Listed records:
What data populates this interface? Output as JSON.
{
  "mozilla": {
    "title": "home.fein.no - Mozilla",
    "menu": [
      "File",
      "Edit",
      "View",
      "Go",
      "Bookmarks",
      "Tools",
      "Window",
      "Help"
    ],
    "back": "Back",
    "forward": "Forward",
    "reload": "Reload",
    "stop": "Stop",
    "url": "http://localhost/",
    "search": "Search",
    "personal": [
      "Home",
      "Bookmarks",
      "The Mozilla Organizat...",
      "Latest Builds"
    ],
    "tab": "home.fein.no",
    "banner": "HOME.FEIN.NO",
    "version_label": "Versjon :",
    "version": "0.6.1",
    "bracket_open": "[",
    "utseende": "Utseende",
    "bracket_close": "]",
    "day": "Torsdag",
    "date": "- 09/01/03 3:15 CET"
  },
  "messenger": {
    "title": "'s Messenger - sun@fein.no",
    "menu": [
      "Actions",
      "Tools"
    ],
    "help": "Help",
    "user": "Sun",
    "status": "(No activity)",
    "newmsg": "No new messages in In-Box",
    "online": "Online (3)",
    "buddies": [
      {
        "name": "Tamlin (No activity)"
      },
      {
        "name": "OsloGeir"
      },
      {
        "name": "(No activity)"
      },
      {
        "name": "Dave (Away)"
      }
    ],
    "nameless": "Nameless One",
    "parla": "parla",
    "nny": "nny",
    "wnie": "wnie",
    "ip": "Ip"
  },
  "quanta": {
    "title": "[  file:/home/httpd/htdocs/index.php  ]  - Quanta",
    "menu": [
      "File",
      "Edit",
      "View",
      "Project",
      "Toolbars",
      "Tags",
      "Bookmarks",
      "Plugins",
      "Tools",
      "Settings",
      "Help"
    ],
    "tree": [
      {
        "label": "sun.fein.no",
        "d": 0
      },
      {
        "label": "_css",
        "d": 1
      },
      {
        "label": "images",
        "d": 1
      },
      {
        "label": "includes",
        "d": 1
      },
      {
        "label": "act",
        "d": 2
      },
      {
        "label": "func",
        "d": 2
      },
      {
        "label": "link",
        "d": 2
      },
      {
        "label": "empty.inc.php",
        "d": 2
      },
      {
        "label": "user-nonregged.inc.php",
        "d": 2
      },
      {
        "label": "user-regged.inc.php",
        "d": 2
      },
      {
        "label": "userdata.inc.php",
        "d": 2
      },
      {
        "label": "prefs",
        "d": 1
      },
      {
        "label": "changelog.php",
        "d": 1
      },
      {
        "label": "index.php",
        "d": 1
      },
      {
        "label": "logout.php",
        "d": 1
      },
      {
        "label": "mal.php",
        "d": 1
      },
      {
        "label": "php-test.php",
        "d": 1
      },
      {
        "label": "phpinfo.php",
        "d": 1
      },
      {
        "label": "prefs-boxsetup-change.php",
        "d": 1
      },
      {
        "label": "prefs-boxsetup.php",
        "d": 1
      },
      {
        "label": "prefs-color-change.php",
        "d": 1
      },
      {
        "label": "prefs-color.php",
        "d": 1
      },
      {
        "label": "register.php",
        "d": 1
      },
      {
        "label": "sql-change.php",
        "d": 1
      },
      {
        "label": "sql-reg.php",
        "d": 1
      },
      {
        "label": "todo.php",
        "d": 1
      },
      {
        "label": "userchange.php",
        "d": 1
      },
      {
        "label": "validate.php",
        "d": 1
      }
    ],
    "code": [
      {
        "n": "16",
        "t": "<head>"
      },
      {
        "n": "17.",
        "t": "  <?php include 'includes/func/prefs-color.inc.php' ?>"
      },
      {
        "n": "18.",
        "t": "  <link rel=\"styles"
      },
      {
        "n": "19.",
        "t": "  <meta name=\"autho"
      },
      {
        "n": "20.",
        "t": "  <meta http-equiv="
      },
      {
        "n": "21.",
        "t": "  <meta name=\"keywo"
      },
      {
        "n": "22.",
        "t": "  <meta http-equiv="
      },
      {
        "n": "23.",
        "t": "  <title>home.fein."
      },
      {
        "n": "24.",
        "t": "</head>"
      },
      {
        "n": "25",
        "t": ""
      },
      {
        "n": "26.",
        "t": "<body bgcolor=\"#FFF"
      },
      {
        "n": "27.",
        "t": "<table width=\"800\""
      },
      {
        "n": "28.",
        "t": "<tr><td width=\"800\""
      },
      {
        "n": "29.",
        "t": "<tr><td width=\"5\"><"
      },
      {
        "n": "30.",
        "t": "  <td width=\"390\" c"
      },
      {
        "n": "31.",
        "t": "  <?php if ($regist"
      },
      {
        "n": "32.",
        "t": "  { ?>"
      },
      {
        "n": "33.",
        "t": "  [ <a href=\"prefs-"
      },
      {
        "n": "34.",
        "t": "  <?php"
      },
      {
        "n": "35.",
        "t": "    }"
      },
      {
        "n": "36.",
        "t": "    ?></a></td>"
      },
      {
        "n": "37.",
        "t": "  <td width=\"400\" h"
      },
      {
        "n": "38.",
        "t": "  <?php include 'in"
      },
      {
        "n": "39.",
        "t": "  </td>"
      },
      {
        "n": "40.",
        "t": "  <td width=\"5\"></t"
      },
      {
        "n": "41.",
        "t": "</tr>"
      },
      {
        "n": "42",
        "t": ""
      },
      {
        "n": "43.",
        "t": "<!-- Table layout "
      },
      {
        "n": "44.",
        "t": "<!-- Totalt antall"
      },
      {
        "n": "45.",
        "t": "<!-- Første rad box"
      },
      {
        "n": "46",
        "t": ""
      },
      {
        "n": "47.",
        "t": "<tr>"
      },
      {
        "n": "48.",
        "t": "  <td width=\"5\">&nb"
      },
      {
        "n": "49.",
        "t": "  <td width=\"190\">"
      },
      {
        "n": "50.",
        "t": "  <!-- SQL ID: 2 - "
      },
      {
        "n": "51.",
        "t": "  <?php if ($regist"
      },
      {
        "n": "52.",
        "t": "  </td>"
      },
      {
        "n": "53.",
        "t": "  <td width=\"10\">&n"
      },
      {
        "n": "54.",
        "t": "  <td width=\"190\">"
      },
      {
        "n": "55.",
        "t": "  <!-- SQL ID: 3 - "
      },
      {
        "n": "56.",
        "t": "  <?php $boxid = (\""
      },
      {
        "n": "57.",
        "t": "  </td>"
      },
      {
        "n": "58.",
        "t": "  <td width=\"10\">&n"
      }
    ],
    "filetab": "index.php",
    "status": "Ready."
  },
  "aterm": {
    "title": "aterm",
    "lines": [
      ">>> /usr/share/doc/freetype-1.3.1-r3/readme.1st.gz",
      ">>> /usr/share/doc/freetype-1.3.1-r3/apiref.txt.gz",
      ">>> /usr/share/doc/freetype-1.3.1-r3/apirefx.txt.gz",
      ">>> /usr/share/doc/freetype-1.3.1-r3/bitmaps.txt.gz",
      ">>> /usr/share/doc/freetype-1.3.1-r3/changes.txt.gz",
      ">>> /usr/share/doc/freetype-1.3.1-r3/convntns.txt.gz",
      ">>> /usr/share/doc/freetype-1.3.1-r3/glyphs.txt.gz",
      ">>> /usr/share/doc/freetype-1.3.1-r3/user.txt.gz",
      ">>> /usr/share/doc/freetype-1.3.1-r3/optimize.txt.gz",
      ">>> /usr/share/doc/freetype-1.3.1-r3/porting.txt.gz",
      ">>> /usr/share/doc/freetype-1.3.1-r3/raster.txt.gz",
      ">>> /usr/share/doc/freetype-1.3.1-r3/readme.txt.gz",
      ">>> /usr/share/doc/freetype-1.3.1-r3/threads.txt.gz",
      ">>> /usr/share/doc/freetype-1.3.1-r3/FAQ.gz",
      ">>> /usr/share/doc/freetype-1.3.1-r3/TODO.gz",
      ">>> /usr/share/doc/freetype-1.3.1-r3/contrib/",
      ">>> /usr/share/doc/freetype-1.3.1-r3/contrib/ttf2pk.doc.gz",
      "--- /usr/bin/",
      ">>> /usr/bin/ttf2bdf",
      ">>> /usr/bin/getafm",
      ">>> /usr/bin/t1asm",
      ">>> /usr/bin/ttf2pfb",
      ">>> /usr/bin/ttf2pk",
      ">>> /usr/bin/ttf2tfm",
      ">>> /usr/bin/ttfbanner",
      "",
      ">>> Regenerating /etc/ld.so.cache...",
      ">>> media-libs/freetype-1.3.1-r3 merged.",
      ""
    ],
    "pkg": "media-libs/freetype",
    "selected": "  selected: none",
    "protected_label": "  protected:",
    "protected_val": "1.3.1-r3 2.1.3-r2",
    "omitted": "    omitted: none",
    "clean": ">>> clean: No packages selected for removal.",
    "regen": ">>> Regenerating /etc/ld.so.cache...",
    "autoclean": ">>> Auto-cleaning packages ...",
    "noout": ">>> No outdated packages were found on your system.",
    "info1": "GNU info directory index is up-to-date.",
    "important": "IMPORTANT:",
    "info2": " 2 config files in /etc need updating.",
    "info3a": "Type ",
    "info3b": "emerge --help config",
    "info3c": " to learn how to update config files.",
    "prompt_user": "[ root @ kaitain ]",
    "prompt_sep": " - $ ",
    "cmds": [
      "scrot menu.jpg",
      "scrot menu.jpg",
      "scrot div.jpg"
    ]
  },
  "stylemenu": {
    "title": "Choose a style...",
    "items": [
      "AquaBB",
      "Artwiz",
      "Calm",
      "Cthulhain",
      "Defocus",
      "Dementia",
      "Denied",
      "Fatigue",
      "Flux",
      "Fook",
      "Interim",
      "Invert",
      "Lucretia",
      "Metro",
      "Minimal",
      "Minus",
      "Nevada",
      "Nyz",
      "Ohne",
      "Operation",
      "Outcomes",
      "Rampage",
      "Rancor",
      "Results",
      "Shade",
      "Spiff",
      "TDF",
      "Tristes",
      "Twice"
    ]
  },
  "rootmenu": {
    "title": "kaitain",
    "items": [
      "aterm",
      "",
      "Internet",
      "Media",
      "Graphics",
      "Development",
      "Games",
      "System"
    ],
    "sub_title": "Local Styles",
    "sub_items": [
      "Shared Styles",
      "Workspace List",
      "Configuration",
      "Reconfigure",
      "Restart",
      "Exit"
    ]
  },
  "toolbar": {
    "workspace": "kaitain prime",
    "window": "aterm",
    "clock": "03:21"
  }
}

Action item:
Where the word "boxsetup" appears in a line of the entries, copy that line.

Answer below:
        "label": "prefs-boxsetup-change.php",
        "label": "prefs-boxsetup.php",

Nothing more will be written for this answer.